panellists, which were generally plays on words. The first of the headlines selected dealt
with the police, and the pun presumably related to labour or employment issues. In the
second headline, the double-entendre played on the word “foyer” which, in French, is both
a fireplace and a home, thus rendering the interplay between computers and homes, on
the one hand, and logs and fireplaces on the other more amusing.

The third headline, the one which distressed the viewer, involved the headline [translated
from the original French] “Are Anglophones Disappearing [from Quebec]?” The answer
was the single English word “Yes”, the obvious play on words being the reference to the
1995 referendum question on sovereignty. Although the word “Anglophone” was used, the
pun, in the view of the Quebec Regional Council, was harmless political fun, not racist
diatribe. This was reinforced by the subsequent humorous reference to Canada as a
generous country, so generous, in fact, that they were prepared to give away Jean
Chrétien. All in all, the Quebec Regional Council considers that the headlines pun relating
to Anglophones leaving Quebec does not exceed the standard of reasonableness
established in the CHFI-FM decision.

Broadcaster Responsiveness

In addition to assessing the relevance of the Codes to the complaint, the CBSC always
assesses the responsiveness of the broadcaster to the substance of the complaint. In this
case, the Council considers that the broadcaster's response addressed fully and fairly all
the issues raised by the complainant and, moreover, made the courteous effort to respond
to the listener in her language, English, rather than in the language of the program about
which she was complaining. Nothing more is required. Consequently, the broadcaster has
not breached the Council's standard of responsiveness.

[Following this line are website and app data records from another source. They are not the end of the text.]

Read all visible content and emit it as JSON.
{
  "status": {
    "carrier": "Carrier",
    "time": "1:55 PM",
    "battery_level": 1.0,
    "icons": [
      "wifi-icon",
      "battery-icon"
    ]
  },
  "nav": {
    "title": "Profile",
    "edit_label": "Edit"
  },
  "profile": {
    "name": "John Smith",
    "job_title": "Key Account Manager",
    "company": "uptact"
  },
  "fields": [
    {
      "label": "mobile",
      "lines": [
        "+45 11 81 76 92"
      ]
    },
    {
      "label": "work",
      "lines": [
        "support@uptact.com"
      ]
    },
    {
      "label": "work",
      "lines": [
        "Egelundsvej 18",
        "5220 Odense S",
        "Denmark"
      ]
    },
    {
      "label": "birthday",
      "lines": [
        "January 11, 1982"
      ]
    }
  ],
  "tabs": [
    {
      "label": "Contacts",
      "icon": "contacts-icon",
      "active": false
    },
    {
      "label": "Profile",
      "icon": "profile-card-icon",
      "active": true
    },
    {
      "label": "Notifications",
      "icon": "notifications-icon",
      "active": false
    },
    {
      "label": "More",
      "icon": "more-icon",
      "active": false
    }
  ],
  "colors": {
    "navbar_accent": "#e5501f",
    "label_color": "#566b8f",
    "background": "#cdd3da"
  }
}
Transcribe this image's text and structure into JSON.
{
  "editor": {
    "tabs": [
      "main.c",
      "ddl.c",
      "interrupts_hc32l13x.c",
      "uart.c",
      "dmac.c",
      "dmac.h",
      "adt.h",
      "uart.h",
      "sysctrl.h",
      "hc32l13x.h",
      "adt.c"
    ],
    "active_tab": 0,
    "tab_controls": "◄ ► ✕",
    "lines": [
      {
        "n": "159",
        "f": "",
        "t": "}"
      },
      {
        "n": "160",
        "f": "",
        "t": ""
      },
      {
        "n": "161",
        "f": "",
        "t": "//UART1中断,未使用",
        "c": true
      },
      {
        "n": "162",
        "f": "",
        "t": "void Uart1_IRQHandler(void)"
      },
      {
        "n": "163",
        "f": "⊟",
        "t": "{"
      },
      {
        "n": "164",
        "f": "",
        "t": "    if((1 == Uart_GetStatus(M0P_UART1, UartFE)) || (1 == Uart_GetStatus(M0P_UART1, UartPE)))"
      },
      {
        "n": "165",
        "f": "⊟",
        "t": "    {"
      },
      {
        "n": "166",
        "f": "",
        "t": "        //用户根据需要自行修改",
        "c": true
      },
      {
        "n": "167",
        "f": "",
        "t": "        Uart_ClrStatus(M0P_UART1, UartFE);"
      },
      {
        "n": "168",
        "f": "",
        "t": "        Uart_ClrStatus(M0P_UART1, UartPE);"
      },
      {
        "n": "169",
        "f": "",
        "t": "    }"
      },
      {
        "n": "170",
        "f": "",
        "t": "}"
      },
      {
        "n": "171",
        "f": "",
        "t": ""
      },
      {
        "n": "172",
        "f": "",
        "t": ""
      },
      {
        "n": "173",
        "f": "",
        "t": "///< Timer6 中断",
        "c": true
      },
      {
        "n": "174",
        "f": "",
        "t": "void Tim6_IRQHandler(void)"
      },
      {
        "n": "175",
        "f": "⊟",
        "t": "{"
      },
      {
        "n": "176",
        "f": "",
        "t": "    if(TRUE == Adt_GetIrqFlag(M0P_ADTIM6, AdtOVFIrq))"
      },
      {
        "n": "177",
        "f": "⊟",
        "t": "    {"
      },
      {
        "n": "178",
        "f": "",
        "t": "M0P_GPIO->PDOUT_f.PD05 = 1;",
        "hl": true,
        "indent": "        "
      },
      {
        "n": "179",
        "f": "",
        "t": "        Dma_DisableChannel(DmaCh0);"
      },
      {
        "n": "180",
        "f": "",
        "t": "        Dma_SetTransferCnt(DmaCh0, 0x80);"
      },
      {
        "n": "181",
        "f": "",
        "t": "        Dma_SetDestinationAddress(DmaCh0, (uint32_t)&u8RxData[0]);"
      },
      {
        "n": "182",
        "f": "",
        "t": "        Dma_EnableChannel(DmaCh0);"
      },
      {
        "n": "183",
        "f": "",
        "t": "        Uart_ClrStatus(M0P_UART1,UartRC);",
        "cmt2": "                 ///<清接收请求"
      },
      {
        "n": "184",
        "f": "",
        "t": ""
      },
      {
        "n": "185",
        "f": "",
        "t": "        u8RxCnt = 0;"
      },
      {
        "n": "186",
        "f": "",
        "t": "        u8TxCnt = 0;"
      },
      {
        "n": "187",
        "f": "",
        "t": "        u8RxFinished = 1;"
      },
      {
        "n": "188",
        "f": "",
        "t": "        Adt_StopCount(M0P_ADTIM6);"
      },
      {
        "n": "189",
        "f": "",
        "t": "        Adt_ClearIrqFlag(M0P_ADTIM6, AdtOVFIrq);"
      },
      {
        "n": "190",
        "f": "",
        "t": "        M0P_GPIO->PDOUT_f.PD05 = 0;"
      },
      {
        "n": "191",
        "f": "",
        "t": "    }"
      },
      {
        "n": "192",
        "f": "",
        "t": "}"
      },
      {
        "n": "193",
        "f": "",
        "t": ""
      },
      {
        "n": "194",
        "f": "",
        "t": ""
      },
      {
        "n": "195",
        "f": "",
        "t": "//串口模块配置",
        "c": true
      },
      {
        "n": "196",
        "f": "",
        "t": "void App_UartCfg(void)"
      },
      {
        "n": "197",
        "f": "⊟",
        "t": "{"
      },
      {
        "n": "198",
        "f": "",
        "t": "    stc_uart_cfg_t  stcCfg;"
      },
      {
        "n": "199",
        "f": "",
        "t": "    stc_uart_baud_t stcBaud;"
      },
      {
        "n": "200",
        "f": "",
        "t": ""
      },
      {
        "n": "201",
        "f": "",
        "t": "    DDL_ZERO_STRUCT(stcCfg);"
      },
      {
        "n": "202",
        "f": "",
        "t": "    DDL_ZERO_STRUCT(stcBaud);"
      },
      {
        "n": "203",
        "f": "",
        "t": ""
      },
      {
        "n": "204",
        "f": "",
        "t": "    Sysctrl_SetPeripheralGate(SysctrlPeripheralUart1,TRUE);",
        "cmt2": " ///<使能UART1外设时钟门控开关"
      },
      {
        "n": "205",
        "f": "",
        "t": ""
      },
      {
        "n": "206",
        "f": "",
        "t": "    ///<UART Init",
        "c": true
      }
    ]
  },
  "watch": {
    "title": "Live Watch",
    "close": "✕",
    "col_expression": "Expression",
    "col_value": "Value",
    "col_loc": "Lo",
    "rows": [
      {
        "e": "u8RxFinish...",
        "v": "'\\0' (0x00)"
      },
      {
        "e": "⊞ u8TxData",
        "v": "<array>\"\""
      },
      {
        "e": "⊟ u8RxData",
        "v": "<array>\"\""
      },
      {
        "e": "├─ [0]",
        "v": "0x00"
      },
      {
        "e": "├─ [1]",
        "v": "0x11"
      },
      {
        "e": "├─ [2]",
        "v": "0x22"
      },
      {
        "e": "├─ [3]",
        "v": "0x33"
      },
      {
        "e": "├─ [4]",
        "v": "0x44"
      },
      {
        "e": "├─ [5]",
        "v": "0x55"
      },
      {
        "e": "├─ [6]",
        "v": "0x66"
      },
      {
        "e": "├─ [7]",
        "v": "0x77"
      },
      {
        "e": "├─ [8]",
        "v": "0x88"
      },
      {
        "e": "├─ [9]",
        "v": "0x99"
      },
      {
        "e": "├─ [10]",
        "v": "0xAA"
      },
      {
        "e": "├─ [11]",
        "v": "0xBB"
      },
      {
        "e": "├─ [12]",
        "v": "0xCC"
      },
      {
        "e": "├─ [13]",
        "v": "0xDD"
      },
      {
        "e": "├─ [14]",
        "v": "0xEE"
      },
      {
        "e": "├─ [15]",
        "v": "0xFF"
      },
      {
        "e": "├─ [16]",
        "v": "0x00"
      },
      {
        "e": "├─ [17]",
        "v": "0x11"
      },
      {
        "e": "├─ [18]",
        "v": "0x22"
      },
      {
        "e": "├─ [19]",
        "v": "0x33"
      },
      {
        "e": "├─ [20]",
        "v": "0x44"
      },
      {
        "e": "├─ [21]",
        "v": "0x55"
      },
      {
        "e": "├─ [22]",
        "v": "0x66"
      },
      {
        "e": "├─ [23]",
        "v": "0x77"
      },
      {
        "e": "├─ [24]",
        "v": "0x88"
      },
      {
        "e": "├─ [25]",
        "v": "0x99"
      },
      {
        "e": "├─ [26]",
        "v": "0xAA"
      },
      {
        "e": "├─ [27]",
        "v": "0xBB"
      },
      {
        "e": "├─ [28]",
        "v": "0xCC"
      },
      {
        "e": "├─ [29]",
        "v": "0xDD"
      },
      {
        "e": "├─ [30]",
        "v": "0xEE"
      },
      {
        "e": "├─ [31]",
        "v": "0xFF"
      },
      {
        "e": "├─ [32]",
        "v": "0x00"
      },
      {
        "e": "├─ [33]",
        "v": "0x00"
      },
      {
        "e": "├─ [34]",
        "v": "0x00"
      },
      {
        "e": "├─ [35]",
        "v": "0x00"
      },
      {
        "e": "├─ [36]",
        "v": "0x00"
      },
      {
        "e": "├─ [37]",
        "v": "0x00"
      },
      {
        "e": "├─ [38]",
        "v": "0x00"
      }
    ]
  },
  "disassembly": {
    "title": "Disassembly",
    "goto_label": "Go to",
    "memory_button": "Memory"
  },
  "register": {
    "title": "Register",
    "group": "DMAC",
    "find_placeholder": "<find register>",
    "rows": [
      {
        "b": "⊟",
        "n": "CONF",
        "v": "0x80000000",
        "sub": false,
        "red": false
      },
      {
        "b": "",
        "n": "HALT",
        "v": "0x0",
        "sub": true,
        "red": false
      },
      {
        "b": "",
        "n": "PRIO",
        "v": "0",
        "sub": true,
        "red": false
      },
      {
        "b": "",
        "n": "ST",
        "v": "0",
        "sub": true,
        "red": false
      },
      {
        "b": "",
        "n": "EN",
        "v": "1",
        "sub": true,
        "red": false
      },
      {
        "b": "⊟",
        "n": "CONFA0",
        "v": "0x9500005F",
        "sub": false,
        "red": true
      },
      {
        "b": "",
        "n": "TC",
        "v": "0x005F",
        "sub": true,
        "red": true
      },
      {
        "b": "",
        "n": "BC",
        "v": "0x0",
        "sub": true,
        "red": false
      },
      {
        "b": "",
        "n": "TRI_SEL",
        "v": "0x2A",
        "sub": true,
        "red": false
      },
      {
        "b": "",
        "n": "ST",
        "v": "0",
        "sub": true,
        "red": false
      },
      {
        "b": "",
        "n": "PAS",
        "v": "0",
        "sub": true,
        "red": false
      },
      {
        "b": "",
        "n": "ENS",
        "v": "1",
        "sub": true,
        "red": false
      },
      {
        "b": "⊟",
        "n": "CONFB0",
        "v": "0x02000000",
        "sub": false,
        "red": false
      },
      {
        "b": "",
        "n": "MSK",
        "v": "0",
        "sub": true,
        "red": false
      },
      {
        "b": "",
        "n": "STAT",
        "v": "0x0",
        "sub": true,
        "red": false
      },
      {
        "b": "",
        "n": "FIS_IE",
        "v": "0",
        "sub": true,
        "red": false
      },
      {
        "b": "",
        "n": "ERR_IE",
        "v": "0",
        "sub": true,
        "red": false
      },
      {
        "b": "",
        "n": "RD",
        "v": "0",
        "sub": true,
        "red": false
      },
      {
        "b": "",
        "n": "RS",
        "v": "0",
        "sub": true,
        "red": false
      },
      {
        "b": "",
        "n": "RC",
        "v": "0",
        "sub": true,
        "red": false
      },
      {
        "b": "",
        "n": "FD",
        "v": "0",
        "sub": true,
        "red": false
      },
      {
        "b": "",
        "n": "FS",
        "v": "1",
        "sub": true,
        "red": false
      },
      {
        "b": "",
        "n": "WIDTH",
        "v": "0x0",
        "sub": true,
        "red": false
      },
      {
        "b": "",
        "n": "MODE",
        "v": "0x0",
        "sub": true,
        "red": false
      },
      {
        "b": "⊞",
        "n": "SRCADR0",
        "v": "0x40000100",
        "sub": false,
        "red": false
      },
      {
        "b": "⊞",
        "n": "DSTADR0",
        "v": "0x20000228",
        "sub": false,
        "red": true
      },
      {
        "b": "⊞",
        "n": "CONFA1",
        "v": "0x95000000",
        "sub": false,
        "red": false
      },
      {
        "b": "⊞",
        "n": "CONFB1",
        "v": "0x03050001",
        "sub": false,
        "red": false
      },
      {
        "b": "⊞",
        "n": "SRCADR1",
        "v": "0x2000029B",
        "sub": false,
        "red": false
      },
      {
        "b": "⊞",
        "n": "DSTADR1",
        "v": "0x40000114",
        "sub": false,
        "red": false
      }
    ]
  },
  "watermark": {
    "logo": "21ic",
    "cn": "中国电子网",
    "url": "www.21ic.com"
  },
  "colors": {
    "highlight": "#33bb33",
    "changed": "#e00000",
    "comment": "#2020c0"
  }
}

This decision is a public document upon its release by the Canadian Broadcast Standards
Council. It may be reported, announced or read by the station against which the complaint
had originally been made; however, in the case of a favourable decision, the station is
under no obligation to announce the result.